Survivors include his wife, Dora Warner Kopp of Dallastown; a son, the Rev. Lamar W. Kopp of Washington; three grandchildren, and a great-granddaughter.


69, a lawyer who was a government relations counselor here for the Hill and Knowlton public relations firm, died of cancer Sept. 30 at his home in Washington.

Mr. Merthan had worked in Washington for the last 28 years, beginning in 1959 with his service on the legislative staff of former Sen. Eugene McCarthy (D-Minn.).

From 1965 to 1968 he was director of governmental relations here for Pfizer Inc., the pharmaceutical company. In 1968, he joined Hill and Knowlton as senior vice president and administrative officer in the firm's Washington office.

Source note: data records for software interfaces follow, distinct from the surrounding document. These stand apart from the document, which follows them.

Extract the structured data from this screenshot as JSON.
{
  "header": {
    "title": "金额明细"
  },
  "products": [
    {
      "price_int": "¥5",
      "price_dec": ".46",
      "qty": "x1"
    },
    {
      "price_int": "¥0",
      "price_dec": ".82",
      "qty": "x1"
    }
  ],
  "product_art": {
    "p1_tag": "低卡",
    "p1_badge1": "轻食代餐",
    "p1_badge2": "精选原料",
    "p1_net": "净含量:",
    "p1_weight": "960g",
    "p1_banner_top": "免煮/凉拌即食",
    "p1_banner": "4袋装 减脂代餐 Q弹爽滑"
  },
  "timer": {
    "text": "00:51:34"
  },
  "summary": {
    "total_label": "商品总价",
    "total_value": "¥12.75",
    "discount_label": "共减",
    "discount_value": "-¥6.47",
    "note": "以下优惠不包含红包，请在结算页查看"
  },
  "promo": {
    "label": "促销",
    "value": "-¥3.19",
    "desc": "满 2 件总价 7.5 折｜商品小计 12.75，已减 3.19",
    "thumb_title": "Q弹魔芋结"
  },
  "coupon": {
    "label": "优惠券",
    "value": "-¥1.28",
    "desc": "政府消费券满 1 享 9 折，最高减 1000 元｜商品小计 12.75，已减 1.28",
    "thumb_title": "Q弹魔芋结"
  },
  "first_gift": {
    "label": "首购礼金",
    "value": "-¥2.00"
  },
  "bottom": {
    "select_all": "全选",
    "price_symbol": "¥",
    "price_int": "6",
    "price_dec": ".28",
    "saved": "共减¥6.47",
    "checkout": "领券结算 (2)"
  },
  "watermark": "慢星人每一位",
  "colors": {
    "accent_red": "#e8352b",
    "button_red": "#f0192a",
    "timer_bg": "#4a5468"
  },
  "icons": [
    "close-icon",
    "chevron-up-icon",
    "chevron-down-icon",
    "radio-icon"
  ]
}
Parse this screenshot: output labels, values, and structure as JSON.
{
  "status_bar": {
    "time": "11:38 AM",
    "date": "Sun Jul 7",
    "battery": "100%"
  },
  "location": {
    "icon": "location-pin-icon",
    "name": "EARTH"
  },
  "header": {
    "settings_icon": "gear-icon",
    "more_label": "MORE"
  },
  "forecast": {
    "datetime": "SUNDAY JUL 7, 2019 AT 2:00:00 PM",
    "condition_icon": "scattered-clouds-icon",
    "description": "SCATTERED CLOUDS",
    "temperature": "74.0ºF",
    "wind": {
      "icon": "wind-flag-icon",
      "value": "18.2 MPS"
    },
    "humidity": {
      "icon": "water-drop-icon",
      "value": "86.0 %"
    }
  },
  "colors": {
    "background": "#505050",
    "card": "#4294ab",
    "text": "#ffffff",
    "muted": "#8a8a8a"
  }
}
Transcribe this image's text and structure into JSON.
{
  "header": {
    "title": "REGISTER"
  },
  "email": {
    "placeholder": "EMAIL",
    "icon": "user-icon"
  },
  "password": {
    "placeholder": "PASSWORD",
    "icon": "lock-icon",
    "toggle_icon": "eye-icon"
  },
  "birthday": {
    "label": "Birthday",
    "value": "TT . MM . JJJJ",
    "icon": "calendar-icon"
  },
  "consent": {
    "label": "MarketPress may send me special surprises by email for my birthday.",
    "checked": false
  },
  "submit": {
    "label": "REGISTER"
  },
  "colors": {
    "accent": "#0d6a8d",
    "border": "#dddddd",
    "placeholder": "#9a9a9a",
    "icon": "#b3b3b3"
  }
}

In 1974 Mr. Merthan was named executive vice president of the Carpet & Rug Institute in Washington. In 1978 he entered a private law practice here. Most recently he was with the firm of Zuckert, Scoutt, Rasenberger & Johnson. He rejoined Hill and Knowlton earlier this year.

Mr. Merthan was born in St. Paul, Minn., and he graduated from the College of St. Thomas there. He served in the old Army Air Forces during World War II and received a law degree from the University of Minnesota. He practiced law in St. Paul. In 1958 and 1959, he was in Germany as a member of the U.S. Education Commission.

His first wife, the former Rita Chapowicki, died in 1981.

Survivors include his wife, Claudia Boettcher Merthan of Washington; a daughter by his first marriage, Mary Elizabeth Merthan of Washington; two stepsons, E. Thurn Hoffman of New York City and Charles B. Hoffman of Eureka, S.D., and a brother, John Merthan, and a sister, Mary Elizabeth Burton, both of St. Paul.


85, a retired pastor of the First Baptist Church of New Carrollton, died of congestive heart failure Sept. 28 at a hospital in Pinellas Park, Fla. He moved to Redington Beach, Fla., in 1975.

Mr. Emmans was born in Paterson, N.J. He graduated from the Moody Bible Institute in Illinois and the Southern Baptist Seminary in Louisville, Ky.

He moved to the Washington area in 1928 and became the pastor of Maryland Avenue Baptist Church in Washington. When the church moved to New Carrollton in 1963, its name was changed to First Baptist Church. He remained pastor until he retired in 1973.

In the 1950s, Mr. Emmans taught at the Washington Bible College. He also was the founder and a past director of Camp Wabanna, a summer youth camp in Mayo, Md.

Survivors include his wife, Viola Emmans of Redington Beach; a son, Robert C. Emmans of Glenn Dale; a daughter, Mary Ryman of Mitchellville, and two grandchildren.